Sara Kirkpatrick, CEO Welsh Women’s Aid:
“Good quality, responsibly resourced data is crucial in our mission to eliminate violence against women, domestic abuse and sexual violence. It provides a solid foundation upon which to campaign, lobby and challenge structures and systems that do not work for survivors and their families. Across the sector, we are consistently aware of the pervasive nature of gendered based violence but there are limitations on how we can challenge them if the rates are only anecdotal, or if related research is conducted in an unethical way.

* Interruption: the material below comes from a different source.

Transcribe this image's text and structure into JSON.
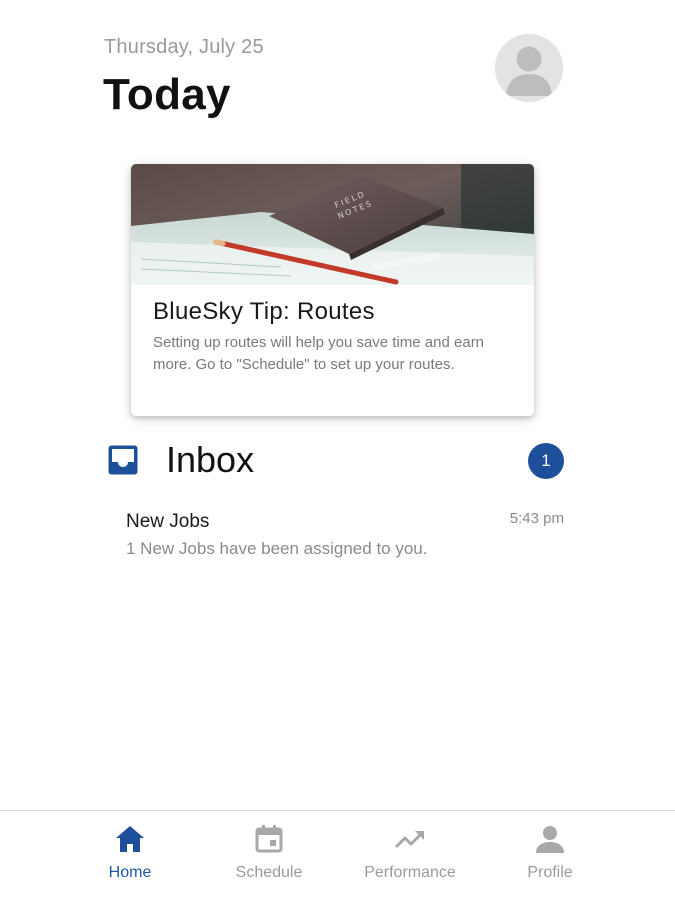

Poor quality research does a disservice to all survivors; it can be retraumatising, fail to capture experiences on an intersectional level, and runs the damaging risk of misrepresenting the specialist services that support them.
Welsh Women’s Aid are led by the voices and expertise of survivors. We are thrilled to have been able to work alongside our sister federations, partners and academics to create this initiative.”
Dr Emma Williamson from the from the Centre for Gender and Violence Research, University of Bristol outlines the importance of the Research Integrity Framework and what its designed to do in a Guest Blog available here.
The Research Integrity Framework has endorsements from:
Sarah Green, Director, End Violence Against Women and Girls
Eleanor Lisney, Co-Director, Sisters of Frida
James Watson-O’Neill, CEO, SignHealth
Estelle du Boulay, Director, Rights of Women
Dr Nicola Sharp-Jeffs, CEO, Surviving Economic Abuse
Dr. Ravi K. Thiara, Associate Professor, Department of Sociology, University of Warwick
Dr. Janet C. Bowstead, British Academy Postdoctoral Research Fellow, Department of Geography, Royal Holloway, University of London
Dr Shazia Choudhry, Professor of Law and Academic Bencher at the Inner Temple, Department of Law, Queen Mary University of London
Professor Aisha K. Gill, Ph.D. CBE, Professor of Criminology, University of Roehampton
Professor Anitha Sundari, Professor of Gender, Violence and Work, College of Social Science, University of Lincoln
Professor Evan Stark, Ph.D, MSW, Professor Emeritus, Rutgers University
Professor Betsy Stanko OBE, University College London
Dr. J. (Janna) Verbruggen, Universitair Docent Criminologie / Assistant Professor Criminology, Vrije Universiteit Amsterdam
Professor Marianne Hester, Chair in Gender, Violence & International Policy, Head of the Centre for Gender and Violence Research at the School for Policy Studies, University of Bristol
Dr Catherine O’Rourke, Transitional Justice Institute in Ulster University
Dr Bronagh McKee
Shelia Simons South Eastern Domestic and Sexual Violence Partnership
Rachel Powell, Women’s Sector Lobbyist
Edel McKenna Belfast Health and Social Care Trust
Danielle Roberts, Policy Officer at HereNI
David Douglas, Southern Domestic and Sexual Violence Partnership
Dr Rachel Killean
Natalie Whelehan, policy at NSPCC
Sophie Howe, The Future Generations Commissioner for Wales
Yasmin Khan, National Advisor for Wales (Violence against Women, Gender-based Violence, Domestic Abuse and Sexual Violence)
The Wales Violence Prevention Unit (VPU)
Dr Ceryl Teleri Davies, Bangor University
Sarah Davidson, Chief Executive, Carnegie UK Trust
Emma Ritch, Executive Director, Engender
Dr. Nancy Lombard, Reader in Sociology and Social Policy, Glasgow Caledonian University
Professor Michele Burman, University of Glasgow
Professor Jennifer Davidson, Institute for Inspiring Children’s Futures at the University of Strathclyde
Fran Wasoff, Emeritus Professor of Family Policies, University of Edinburgh.